▸ Recorded data

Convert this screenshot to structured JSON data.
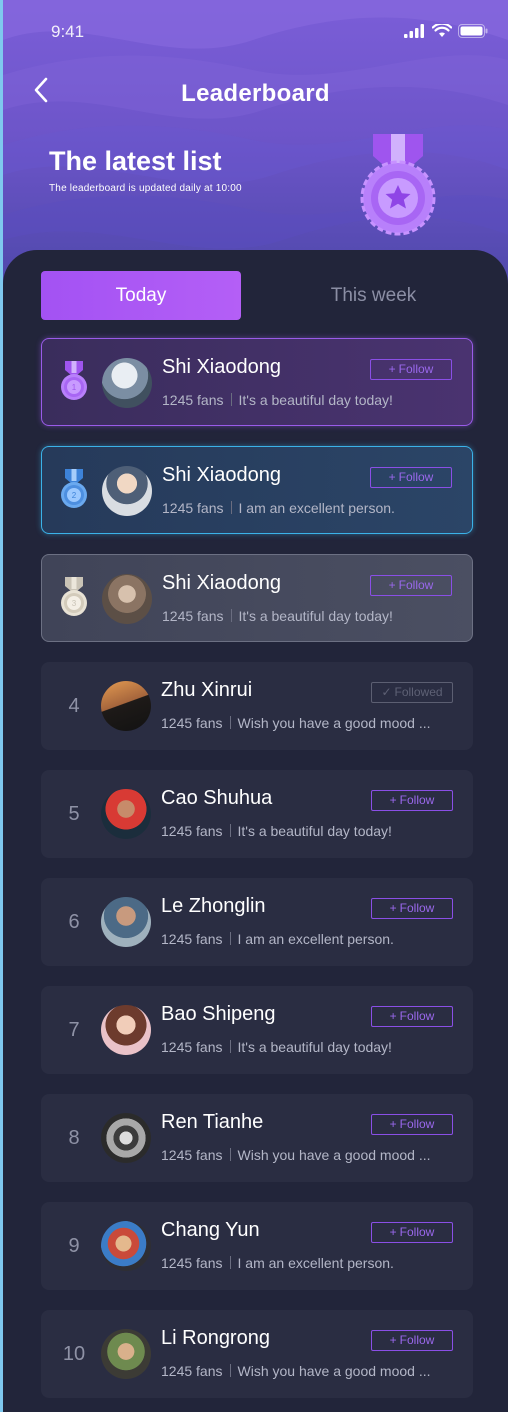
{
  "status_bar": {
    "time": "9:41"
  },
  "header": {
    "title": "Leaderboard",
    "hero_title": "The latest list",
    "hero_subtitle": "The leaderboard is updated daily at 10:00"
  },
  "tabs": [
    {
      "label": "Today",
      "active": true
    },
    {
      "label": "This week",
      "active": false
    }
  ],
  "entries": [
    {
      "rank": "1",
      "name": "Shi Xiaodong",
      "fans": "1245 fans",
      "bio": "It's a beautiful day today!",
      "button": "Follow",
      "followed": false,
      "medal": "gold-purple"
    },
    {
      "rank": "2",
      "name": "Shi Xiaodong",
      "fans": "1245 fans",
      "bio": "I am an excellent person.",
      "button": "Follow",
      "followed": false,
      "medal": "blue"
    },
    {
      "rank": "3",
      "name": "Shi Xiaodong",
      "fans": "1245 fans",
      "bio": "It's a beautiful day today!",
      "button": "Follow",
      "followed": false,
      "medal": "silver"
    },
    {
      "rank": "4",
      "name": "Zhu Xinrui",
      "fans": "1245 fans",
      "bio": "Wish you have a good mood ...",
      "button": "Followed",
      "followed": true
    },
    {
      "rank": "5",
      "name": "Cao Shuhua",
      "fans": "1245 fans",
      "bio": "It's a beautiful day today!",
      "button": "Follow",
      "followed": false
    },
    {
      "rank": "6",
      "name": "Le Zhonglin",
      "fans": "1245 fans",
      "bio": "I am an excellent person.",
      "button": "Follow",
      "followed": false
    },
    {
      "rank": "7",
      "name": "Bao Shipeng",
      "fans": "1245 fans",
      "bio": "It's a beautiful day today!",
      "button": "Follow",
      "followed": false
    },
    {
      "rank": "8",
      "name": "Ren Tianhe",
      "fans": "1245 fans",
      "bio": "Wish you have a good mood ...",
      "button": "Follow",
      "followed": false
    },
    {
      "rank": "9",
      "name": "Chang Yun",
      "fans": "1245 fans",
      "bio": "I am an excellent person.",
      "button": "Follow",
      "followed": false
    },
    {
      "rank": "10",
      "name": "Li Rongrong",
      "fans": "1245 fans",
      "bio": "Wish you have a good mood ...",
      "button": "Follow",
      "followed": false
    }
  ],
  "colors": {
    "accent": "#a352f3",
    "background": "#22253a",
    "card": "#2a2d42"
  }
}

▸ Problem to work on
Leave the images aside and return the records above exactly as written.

▸ Answer box
Convert this screenshot to structured JSON data.
{
  "status_bar": {
    "time": "9:41"
  },
  "header": {
    "title": "Leaderboard",
    "hero_title": "The latest list",
    "hero_subtitle": "The leaderboard is updated daily at 10:00"
  },
  "tabs": [
    {
      "label": "Today",
      "active": true
    },
    {
      "label": "This week",
      "active": false
    }
  ],
  "entries": [
    {
      "rank": "1",
      "name": "Shi Xiaodong",
      "fans": "1245 fans",
      "bio": "It's a beautiful day today!",
      "button": "Follow",
      "followed": false,
      "medal": "gold-purple"
    },
    {
      "rank": "2",
      "name": "Shi Xiaodong",
      "fans": "1245 fans",
      "bio": "I am an excellent person.",
      "button": "Follow",
      "followed": false,
      "medal": "blue"
    },
    {
      "rank": "3",
      "name": "Shi Xiaodong",
      "fans": "1245 fans",
      "bio": "It's a beautiful day today!",
      "button": "Follow",
      "followed": false,
      "medal": "silver"
    },
    {
      "rank": "4",
      "name": "Zhu Xinrui",
      "fans": "1245 fans",
      "bio": "Wish you have a good mood ...",
      "button": "Followed",
      "followed": true
    },
    {
      "rank": "5",
      "name": "Cao Shuhua",
      "fans": "1245 fans",
      "bio": "It's a beautiful day today!",
      "button": "Follow",
      "followed": false
    },
    {
      "rank": "6",
      "name": "Le Zhonglin",
      "fans": "1245 fans",
      "bio": "I am an excellent person.",
      "button": "Follow",
      "followed": false
    },
    {
      "rank": "7",
      "name": "Bao Shipeng",
      "fans": "1245 fans",
      "bio": "It's a beautiful day today!",
      "button": "Follow",
      "followed": false
    },
    {
      "rank": "8",
      "name": "Ren Tianhe",
      "fans": "1245 fans",
      "bio": "Wish you have a good mood ...",
      "button": "Follow",
      "followed": false
    },
    {
      "rank": "9",
      "name": "Chang Yun",
      "fans": "1245 fans",
      "bio": "I am an excellent person.",
      "button": "Follow",
      "followed": false
    },
    {
      "rank": "10",
      "name": "Li Rongrong",
      "fans": "1245 fans",
      "bio": "Wish you have a good mood ...",
      "button": "Follow",
      "followed": false
    }
  ],
  "colors": {
    "accent": "#a352f3",
    "background": "#22253a",
    "card": "#2a2d42"
  }
}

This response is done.